That being said, this felt a wee bit rushed, and could have stood to have some of the time chewed up by the main event.
Pete Dunne (c) vs. Joe Coffey for the WWE United Kingdom Championship
Again, a babyface working from under helped build a good simmer, but two things hurt this otherwise solid main event. For starters, Dunne’s record-breaking reign has been overshadowing any storytelling, as Coffey, just like every other one of the Bruiserweight’s recent challengers, just didn’t seem like a threat to be the new champ. Fans have become smart enough at this point that anyone following NXT UK’s TV never got a sense of Coffey as someone you could build a whole brand around.
And while this match had plenty of good moments, it never really gelled together for too long. Not only was its middle was a bit soft, but the commentary team over-reached to try and save the match. While I loved Coffey’s vicious submission work, including some Dunne-bending Boston Crab-esque maneuvers, my engagement with the match was broken by the moment when commentary’s Vic Joseph stated “Nobody is sitting” right before the camera showed maybe two rows of fans standing, and many more sitting behind them.
Fortunately, Dunne is so beloved that it didn’t really hurt the match too much, as they stayed awake, and woke up for the finishers. Loud, audible gasps following Coffey kicking out after Pete hitting the Bitter End — and Coffey landing that powerbomb onto the apron —brought the tension back. Then, a ton of stomping from both fighters seemed to ratchet up the mood, but by the end of it, we may have been given more scares than were intended though.
Twice, the men worked their way to the top rope, and both times, they fell to the ringside area before a move could be hit. While I didn’t think the first was an obvious accident, the second seemed much more apparent.
Dunne won via submission during some nasty digit manipulation, as his malice is truly his greatest weapon. As much as I liked this match at times, it reminded me of Bobby Roode’s less-than-memorable TakeOver main events.
WALTER is here
And then NXT UK delivered in the way we’ve been trained for NXT TakeOvers to deliver. As Pete posed with his title, as if everything was happy and settled, we heard the all too familiar chords of Dvořák’s Symphony No. 9 IV.
They even did it with the title bug on the bottom right corner of the screen, just as it was when Kevin Owens turned on Sami Zayn, and when Ciampa turned on Gargano.
And The Ring General himself — Big Daddy WALTER — entered, with his tron graphics showing that WWE was keeping the name right. WALTER, fit with a shiny new pseudo-facist coat that has “Ring General” branding on the back, just like one of those tacky back of the shirt graphics on WWE shirts, in WWE.

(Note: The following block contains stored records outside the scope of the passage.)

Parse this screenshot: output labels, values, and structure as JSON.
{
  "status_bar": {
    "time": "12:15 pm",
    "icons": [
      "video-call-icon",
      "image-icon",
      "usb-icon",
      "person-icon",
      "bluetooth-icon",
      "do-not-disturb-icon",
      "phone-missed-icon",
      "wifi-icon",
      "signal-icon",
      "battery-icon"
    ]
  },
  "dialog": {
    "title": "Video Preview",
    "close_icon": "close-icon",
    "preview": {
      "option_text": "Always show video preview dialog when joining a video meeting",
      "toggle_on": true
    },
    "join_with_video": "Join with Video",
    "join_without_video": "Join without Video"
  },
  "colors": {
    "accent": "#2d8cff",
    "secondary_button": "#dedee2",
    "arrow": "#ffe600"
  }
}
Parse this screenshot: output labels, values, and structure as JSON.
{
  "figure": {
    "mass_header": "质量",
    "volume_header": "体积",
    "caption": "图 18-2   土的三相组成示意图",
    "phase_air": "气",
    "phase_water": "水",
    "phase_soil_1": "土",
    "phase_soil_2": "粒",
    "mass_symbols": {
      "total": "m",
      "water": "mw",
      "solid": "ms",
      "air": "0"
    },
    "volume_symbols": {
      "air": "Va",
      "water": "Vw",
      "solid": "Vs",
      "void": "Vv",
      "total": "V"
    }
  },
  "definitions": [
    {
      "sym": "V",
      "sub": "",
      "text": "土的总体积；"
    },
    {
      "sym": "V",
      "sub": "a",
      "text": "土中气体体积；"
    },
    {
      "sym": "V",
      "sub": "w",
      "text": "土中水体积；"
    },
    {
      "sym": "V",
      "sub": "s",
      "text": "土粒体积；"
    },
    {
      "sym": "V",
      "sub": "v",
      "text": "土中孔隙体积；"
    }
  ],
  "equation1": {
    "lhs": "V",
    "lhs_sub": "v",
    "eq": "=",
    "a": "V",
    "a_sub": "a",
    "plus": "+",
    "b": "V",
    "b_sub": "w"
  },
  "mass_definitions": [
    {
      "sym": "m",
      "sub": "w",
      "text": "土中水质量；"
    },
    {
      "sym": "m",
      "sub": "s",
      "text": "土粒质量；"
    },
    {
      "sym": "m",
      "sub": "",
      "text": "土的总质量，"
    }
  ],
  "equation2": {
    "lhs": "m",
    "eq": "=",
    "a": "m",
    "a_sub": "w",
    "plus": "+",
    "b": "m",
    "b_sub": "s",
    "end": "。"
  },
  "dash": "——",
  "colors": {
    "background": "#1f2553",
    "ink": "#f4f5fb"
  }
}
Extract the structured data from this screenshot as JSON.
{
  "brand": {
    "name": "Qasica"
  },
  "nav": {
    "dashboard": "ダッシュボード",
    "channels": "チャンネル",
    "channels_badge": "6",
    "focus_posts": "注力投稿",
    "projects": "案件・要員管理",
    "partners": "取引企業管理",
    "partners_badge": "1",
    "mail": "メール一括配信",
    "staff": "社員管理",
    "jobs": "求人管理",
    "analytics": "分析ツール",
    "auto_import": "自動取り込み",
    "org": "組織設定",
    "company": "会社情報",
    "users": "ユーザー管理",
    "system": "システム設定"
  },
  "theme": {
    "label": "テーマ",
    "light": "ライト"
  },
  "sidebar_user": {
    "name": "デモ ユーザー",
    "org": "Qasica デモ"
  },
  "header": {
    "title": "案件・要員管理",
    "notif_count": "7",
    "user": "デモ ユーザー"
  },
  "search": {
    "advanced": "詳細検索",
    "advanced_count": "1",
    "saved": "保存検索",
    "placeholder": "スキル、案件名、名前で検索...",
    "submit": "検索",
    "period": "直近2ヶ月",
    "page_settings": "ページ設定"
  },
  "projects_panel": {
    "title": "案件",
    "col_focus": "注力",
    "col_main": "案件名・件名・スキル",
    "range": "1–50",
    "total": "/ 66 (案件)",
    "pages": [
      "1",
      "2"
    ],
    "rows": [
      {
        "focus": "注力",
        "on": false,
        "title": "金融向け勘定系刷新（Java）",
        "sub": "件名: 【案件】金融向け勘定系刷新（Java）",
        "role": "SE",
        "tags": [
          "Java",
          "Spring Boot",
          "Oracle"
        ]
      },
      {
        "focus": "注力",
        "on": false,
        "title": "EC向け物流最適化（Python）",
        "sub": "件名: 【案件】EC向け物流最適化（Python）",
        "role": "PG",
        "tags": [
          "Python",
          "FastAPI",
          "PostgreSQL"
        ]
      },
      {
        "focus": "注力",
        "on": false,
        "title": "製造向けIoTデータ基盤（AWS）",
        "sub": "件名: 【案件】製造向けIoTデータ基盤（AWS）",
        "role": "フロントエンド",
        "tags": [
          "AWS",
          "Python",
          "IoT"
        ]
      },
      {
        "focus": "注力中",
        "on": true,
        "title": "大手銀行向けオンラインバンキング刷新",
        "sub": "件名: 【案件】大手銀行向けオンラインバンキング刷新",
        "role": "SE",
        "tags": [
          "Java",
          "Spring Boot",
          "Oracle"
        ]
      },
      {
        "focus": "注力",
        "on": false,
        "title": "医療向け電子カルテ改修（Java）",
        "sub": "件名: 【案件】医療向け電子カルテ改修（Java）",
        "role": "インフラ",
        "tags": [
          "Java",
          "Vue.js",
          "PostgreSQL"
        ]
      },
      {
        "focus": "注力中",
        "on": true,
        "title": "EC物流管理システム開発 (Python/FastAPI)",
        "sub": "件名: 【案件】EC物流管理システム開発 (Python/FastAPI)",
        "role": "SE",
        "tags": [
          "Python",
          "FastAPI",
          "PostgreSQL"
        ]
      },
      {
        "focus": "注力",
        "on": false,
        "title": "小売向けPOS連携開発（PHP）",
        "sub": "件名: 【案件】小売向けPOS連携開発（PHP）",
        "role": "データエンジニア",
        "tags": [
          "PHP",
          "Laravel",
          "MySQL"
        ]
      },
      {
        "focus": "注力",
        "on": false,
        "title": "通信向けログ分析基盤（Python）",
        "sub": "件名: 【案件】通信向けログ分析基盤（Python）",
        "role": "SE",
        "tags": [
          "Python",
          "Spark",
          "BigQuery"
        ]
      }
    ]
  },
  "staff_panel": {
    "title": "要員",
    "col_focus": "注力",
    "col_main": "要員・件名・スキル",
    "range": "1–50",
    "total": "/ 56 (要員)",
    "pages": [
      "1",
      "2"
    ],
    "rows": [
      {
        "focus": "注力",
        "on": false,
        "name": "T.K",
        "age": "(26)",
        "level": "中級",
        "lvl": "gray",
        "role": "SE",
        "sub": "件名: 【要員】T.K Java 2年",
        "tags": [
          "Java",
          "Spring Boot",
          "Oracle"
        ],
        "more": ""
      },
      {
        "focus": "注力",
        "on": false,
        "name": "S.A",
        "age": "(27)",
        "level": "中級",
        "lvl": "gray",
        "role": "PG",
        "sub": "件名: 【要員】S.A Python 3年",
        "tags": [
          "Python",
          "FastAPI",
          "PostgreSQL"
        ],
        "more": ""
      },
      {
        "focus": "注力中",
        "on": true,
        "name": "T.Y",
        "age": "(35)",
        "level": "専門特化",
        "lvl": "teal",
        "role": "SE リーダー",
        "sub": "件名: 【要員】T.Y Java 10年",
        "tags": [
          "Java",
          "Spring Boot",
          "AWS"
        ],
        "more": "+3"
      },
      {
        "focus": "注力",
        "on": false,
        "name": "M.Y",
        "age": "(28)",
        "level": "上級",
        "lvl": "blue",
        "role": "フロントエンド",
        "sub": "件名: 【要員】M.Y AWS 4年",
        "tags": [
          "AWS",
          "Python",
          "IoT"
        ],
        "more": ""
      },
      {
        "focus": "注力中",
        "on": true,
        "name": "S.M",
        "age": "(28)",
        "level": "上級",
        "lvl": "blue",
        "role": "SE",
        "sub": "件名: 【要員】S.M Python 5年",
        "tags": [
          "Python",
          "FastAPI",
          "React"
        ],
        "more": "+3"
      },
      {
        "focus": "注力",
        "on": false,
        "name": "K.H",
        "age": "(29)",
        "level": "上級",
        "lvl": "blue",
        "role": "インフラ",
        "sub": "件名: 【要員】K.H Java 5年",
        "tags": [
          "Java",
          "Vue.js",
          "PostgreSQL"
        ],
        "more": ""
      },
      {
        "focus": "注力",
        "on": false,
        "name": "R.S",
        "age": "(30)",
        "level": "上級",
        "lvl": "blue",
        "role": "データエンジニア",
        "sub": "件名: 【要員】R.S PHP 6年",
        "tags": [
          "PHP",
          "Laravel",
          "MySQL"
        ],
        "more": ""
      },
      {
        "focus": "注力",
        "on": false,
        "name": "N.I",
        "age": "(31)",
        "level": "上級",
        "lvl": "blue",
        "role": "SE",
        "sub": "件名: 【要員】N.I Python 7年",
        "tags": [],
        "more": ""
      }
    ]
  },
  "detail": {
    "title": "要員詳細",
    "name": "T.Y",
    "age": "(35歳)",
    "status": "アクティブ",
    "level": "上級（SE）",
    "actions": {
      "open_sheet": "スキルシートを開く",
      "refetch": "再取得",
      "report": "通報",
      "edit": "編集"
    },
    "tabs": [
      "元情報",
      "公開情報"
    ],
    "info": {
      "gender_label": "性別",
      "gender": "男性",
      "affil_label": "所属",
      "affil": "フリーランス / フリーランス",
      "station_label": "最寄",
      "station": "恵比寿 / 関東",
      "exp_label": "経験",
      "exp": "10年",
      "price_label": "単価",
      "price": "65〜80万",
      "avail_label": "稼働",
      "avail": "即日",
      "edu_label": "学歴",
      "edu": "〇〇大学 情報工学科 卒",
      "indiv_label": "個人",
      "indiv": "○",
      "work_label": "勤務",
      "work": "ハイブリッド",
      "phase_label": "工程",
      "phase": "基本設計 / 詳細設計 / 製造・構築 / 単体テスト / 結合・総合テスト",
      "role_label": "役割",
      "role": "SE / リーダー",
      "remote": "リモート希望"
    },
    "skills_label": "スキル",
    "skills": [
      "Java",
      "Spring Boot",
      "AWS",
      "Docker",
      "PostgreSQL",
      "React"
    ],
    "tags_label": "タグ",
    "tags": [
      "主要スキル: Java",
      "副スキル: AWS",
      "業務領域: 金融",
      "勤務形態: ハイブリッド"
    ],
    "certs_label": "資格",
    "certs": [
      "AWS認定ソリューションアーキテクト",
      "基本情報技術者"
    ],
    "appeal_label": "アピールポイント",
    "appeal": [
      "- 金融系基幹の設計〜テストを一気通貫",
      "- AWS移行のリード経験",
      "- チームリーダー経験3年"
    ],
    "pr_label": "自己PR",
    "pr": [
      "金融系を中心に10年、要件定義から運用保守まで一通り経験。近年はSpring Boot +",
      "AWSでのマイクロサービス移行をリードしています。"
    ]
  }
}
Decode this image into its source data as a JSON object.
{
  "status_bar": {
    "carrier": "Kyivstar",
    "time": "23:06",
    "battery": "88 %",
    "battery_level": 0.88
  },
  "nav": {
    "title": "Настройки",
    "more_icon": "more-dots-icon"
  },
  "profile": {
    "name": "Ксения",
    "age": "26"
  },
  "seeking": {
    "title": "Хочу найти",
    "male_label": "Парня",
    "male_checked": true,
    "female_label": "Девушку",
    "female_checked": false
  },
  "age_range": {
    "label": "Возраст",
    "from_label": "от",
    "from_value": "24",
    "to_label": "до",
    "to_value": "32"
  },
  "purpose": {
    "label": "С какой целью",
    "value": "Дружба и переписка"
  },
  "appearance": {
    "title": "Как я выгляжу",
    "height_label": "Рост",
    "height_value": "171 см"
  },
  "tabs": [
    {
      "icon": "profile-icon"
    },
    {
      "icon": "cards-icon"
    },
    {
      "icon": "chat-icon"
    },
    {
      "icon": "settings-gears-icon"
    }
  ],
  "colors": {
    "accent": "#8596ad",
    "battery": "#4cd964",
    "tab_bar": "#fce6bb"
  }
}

Shocking all those who didn’t read my Hot Stove article published earlier that day, WALTER got into the ring, and stuffed a big boot into the face of a rising Joe Coffey, knocking the man out of the ring. Then, WALTER hit the pose, Pete puffed his chest up, and that was it. Walter left the ring, respectfully, and Pete’s music played. And everyone went home happy, as that moment was enough to take any bad taste from the length of the main event away.
I’m not keen on ratings systems, so I’ll just say this was a damn good show, especially considering the expectations that come with the word TakeOver.